—Sarah Blaffer Hrdy, from Preface to Mother Nature (1999)
Sarah Hrdy is professor emerita at the University of California-Davis, Associate in the Peabody Museum of Archeology and Ethnology at Harvard, and A.D. White Professor-At-Large at Cornell University. A former Guggenheim fellow, she has been elected to the National Academy of Sciences, the American Academy of Arts and Sciences, the California Academy of Sciences and the American Philosophical Society. Her books include The Langurs of Abu: Female and Male Strategies of Reproduction; The Woman that Never Evolved, selected by the New York Times as one of the Notable Books of the Year in 1981; Mother Nature: A history of mothers, infants and natural selection which won the Howells Prize for Outstanding Contribution to Biological Anthropology and was chosen by both Publisher’s Weekly and Library Journal as one of the “Best Books of 1999"; and Mothers and Others: The evolutionary origins of mutual understanding, an exploration of psychological implications of humankind’s long legacy of shared child-rearing which has been awarded both the 2012 J.I. Staley Prize from the School of Advanced Research and a second Howells Prize.
She and her husband Dan have three children and currently combine growing walnuts with habitat restoration on their farm in northern California.
Photo © 1988 Tom Zimberoff for Omni Magazine
One year we borrowed a herd of sheep to simulate long-gone elk grazing on newly planted native bunch grasses.
We put in native plant hedgerows to encourage beneficial insects near the orchards.
Deer visit the native "deer grass" planted by our neighbor, John Anderson.
Man-made ponds on the farm facilitate ground water recharge, attract wildlife, and provide a welcome respite from the summer heat.
A visiting swallowtail.
Yellow lupins make the best of an arid world by collecting water droplets.

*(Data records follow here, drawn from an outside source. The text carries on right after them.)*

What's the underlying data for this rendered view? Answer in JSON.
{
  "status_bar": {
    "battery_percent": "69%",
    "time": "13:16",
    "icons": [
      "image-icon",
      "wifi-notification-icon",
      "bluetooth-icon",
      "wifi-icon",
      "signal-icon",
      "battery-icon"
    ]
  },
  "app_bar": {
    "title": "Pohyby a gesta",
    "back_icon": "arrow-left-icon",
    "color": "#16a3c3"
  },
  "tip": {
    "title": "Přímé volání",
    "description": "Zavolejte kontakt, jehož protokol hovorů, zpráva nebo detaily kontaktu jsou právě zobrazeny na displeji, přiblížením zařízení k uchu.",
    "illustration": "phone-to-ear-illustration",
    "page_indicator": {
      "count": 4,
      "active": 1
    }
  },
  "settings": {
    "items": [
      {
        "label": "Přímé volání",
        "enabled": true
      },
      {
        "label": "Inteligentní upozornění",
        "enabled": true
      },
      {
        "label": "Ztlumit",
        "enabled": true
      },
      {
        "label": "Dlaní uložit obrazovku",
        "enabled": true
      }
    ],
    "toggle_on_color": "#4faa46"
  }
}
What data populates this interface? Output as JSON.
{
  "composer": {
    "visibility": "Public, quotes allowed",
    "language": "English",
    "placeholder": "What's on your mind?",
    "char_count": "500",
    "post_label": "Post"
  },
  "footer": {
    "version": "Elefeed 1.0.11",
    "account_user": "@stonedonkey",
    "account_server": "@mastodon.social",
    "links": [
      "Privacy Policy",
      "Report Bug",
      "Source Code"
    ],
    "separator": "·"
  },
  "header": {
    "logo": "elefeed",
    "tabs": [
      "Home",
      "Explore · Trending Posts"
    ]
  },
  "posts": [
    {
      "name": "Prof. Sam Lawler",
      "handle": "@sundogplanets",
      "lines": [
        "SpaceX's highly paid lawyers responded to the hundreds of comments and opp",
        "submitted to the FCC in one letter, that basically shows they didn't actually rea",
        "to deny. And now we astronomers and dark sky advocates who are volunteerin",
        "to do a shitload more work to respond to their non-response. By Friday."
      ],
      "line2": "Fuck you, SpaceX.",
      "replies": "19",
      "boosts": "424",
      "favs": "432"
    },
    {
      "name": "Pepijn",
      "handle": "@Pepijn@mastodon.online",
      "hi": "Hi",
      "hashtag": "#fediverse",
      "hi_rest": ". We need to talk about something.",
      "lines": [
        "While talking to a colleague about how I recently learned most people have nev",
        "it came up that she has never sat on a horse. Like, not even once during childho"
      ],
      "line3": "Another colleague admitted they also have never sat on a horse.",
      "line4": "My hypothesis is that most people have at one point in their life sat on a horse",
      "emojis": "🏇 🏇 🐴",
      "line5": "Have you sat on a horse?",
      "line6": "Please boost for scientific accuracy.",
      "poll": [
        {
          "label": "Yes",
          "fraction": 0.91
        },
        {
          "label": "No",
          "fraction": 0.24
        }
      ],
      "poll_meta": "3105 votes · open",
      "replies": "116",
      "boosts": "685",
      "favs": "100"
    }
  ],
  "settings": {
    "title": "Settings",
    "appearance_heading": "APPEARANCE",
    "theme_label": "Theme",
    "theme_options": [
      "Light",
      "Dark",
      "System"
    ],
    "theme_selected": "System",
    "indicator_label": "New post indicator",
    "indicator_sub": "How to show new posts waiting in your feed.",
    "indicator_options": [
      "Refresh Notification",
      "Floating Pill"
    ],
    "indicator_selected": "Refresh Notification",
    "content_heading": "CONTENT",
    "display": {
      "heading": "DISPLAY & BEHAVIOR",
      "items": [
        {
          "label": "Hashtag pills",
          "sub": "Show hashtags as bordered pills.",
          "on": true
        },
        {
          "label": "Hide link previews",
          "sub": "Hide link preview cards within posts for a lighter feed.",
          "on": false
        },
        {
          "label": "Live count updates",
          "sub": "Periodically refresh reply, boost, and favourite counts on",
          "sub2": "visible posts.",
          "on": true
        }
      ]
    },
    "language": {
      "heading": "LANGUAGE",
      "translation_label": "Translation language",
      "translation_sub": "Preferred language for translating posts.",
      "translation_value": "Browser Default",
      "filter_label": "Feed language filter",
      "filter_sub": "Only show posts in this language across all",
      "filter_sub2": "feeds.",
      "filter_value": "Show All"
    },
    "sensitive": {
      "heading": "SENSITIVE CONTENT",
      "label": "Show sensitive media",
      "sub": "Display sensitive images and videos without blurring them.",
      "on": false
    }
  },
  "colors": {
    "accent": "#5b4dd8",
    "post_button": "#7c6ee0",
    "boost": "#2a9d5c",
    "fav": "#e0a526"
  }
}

Sunflowers are rotated with wheat and tomatoes on the cropland.
As children left the nest, we kept our kennel full.
View more photos of Citrona Farms here.